IF ever voters needed a reminder of the mindset of the British establishment they need look no further than last Wednesday’s Politics Live hosted by Jo Coburn. The panel included historian Simon Heffer, a man with an impeccable right-wing pedigree (Oxbridge, Spectator, Telegraph, Mail).

The short segment (from 48mins in on iPlayer) started with an interview with Kirsty Blackman on the Scottish Government’s record on the health service, which Coburn wished to use to point to how well or badly an independent Scotland would perform.

Blackman made a decent fist of defending the NHS in Scotland, which stands up well against that of rUK, and explained some of the reasons why the present constitutional settlement ties the government’s hands. Cut to Heffer, whom Coburn invited to deliberate on whether this is a sustainable position on the part of the SNP.

WATCH: Tory candidate asks friend to pretend to be swing voter

No, what a surprise. Heffer stated that most people in England would agree that the British state had made a hash of Irish independence and that if there was a desire for a second independence referendum then “we” might agree to the Scots having another opportunity to determine their own future. But he claimed the issues of currency and EU membership were ignored in the first campaign and that “we” had a duty to Scotland as part of UK.

Heffer concluded by saying yes, let’s grant a second referendum, but only on condition that the Scots demonstrate first how Scotland will fund independence and “make a proper case that they can govern themselves responsibly afterwards”. The other panel members nodded wisely. Coburn let it pass since they were anxious to plug Heffer’s latest book.

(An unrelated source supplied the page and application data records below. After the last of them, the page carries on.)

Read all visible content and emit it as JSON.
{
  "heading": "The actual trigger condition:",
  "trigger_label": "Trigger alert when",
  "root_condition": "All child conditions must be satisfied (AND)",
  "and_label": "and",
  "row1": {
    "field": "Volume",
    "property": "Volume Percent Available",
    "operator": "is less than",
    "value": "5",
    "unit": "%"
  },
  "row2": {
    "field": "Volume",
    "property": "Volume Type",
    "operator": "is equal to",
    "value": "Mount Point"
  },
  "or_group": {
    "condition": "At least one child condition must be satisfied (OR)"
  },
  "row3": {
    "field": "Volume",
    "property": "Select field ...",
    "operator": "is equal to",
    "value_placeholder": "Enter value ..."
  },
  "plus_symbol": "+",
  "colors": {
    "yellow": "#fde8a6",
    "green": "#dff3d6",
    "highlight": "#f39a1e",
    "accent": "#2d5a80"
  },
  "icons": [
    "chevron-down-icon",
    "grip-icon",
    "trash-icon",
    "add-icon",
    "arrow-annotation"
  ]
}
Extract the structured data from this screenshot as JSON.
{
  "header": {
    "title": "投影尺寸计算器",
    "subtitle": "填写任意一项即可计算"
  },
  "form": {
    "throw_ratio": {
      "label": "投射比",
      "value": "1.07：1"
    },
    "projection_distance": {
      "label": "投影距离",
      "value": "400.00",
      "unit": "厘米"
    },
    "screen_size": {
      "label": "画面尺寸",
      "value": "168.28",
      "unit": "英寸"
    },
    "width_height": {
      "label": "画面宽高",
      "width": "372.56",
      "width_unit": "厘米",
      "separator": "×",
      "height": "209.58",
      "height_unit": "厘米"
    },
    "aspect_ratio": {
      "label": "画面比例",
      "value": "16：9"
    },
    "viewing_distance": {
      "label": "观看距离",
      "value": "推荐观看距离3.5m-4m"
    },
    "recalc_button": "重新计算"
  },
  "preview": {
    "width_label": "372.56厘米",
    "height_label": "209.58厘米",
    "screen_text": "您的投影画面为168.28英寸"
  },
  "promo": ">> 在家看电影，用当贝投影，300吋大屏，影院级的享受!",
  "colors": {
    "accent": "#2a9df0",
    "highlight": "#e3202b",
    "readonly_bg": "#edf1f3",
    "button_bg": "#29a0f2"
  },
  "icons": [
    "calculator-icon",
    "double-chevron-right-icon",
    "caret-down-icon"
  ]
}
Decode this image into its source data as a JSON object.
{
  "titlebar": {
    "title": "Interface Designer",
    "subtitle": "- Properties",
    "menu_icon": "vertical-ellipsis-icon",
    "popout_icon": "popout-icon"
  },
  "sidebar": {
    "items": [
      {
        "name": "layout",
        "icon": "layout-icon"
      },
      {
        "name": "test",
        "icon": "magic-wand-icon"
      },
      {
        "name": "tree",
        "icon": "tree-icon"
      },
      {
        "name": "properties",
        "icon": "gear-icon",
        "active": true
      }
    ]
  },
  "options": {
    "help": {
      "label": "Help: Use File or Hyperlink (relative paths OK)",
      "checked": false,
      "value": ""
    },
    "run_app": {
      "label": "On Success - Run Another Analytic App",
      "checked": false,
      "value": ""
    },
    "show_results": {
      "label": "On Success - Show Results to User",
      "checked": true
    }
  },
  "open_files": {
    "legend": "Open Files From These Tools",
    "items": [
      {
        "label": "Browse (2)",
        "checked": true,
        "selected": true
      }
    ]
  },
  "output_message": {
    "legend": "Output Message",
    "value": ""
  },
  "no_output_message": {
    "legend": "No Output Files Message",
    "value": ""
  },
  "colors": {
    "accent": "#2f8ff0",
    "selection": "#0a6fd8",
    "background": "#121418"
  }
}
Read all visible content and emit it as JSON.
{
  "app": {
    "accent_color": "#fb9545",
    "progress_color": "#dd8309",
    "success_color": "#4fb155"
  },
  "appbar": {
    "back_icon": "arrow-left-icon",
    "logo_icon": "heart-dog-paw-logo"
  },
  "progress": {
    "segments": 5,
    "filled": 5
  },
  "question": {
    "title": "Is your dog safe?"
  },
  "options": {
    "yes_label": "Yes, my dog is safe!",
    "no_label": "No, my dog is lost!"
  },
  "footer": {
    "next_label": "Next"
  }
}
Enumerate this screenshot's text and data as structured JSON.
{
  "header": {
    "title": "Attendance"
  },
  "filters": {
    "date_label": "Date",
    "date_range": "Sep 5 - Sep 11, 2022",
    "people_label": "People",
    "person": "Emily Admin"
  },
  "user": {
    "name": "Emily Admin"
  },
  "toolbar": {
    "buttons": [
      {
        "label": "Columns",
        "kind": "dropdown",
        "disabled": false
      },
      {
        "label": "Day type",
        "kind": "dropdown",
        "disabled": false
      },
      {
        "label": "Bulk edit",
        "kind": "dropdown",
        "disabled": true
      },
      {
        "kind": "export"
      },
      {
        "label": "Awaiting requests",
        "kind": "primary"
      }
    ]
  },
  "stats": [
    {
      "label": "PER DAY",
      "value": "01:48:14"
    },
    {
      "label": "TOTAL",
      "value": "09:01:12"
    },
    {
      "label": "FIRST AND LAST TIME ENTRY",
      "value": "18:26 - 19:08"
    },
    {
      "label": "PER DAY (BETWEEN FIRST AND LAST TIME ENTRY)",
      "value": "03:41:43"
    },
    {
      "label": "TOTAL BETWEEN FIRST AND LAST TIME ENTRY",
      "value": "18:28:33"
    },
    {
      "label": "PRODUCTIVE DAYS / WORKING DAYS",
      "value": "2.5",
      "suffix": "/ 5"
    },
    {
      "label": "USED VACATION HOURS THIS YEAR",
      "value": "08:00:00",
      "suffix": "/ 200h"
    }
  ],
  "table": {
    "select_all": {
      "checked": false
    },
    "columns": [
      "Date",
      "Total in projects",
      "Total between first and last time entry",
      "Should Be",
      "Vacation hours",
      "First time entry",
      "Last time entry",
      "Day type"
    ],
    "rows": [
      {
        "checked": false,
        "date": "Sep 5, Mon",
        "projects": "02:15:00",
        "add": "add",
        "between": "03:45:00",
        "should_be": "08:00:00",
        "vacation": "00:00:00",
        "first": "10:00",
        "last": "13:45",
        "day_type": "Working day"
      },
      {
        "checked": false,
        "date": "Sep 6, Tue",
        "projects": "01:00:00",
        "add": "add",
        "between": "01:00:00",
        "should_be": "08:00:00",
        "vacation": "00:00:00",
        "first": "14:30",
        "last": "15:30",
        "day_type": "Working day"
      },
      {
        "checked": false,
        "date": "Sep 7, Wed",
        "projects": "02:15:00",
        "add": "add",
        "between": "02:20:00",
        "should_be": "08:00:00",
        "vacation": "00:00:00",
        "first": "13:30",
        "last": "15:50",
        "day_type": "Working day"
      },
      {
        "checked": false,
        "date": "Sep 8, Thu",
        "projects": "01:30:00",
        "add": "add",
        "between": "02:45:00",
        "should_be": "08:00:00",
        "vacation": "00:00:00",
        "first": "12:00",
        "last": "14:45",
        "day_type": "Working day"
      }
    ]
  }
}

It appears that, in Heffer’s world view, Scotland, amongst the other successful small nations of Europe, is uniquely incompetent. The right to choose self-determination is apparently dependent on his and others’ largesse provided we pass some arbitrary tests. I have been labouring under the misapprehension that it would be for the Scottish electorate to pass judgement on an independence proposal.

So, pompous condescension is alive and well and passes unchallenged. This video clip should be played to the electorate on a continuous loop as a warning,

Andrew Grant
via email

SELDOM, if ever, does the BBC’s Politics Live programme draw a fair comparison between the Scottish Government handling of health and education and Westminster’s gross mishandling of the NHS in England, not to mention the “early closures” of schools due to teacher shortages.

The programme was at it again last Wednesday, when they wheeled out three anti-Scottish Government establishment figures in the guise of English historian Simon Heffer, Times political columnist Matt Chorley and the constant nodding head of economist and author Ann Pettifer.

The SNP’s record on health and education was questioned by Jo Coburn, before she put the question to the three: “Is this record sustainable?” Simon Heffer responded in a manner which suggests he not only writes about the past, but lives in a colonial past. “If they want to have another referendum, I think most people in England, having seen how badly we [I presume he means England here] got Ireland wrong 100 years ago, maybe we should allow the Scots to decide their future. But before we do that, the Scots should be making a much better case for how they will fund themselves [could start by spending our “own money” on what we choose and not what Westminster chooses for us], and also what currency they are going to have and whether they are going to be a member of the EU.

“The last two questions were unanswered in 2014 and we have a duty towards Scotland, because they are part of our UK [and we have grown fond of spending their money for them], and yes, let’s grant them a referendum, but let them make a proper case for governing themselves afterwards.”

Is he suggesting we could learn a thing or two from Westminster? (AYE RIGHT!). Or is he being a tad patronising, whilst still living in a colonial past?

Dougie Jamieson

IT was refreshing to read Dave Thompson’s letter in yesterday’s National defending the Christian faith. I understand that in the last census (2011) a majority of Scots identified as being Christian, though I suspect this may no longer be the case, and it sometimes takes courage to speak out for the Lord in our society at this time.

Perhaps I may be permitted, then, to set out very briefly a case for Christian belief. Sound scholarship assures us that in the Gospels we have a dependable and accurate account of the life and teaching of Jesus. He did not simply claim to be the Son of God, he demonstrated his divinity in the power of his well-attested miracles and in his resurrection from the dead. Jesus was as dead as a Roman execution could make him, then he was demonstrably alive. To the many witnesses of the risen Christ the resurrection was not a matter of faith, but of actual personal experience, based on the evidence of their own senses. It was so wonderful that they were prepared, at the risk of their lives, to go out and share the good news with the world. I would suggest this Christian faith is entitled to as much respect as any other creed or belief from all elements of our media.

Billy Scobie